The mover does not provide a written estimate or says they will determine the charges after loading. A moving company must provide a “Not to Exceed” price for all household moves. This is the maximum amount you can be charged unless you request additional services and those changes are then detailed in a “Change Order for Moving Services.” A Change Order cannot be used simply because a mover underestimated costs. Pay close attention to these documents because, if a fee dispute arises, the moving company may demand that you pay the cost quoted on these documents before releasing your goods.
The moving company demands cash or a large deposit before the move. Reputable movers will not demand cash or a large deposit. Generally, you pay when your goods are delivered. If you pay up front, you won’t have any leverage in the event of a dispute with the moving company.
The moving company asks you to sign a blank or incomplete contract. This should be common sense, but never sign a blank or incomplete contract. Get copies of any document you sign, including the “Not to Exceed” price. Make sure additional fees are clearly stated in the terms (for instance, if you are moving to a narrow street that can’t accommodate a large moving truck, or a top-floor apartment in a building with no elevator, additional fees may be included).
When you call the mover, the telephone is answered with a generic “Movers” or “Moving company,” rather than the company’s name. This can be a tip-off that the moving company uses many different names in an attempt to make it difficult for regulators to hold them accountable.

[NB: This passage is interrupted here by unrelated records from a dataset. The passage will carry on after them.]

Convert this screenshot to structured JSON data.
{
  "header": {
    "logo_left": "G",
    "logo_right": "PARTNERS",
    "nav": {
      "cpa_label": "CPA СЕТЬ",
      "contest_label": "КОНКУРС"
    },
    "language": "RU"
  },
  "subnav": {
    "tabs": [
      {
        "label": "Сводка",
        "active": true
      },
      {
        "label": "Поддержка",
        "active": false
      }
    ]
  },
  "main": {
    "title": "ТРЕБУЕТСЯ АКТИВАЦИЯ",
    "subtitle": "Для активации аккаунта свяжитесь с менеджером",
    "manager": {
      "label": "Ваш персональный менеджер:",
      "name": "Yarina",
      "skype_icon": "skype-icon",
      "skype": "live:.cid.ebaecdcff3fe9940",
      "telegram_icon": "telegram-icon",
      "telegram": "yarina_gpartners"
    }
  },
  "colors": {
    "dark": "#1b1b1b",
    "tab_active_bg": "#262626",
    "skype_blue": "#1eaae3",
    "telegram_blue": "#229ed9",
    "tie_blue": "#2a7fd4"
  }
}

The mover’s offices and warehouse are in poor condition or nonexistent. Check that the moving company has a real address beyond its website.
On moving day, a rental truck arrives rather than a company-owned or marked fleet truck. Vehicles used to move household goods must display the Department of Transportation number of the moving business.
Moving companies hired three or more days in advance must provide you with a copy of their moving services agreement, and also An Important Notice About Your Move document, and the Important Information For Persons Moving Household Goods (within California) booklet. The booklet provides rules and regulations that a moving company must follow and information about your rights. If they don’t offer these materials, find another moving company.
If you have a dispute with a moving company, BHGS can help. You can file a complaint against a moving company by calling (916) 999-2041, or by writing to:
Bureau of Household Goods and Services
4244 South Market Court, Suite D
Sacramento, CA 95834
You can also file a complaint by clicking on the “Consumers” tab on BHGS’s website, https://bhgs.dca.ca.gov.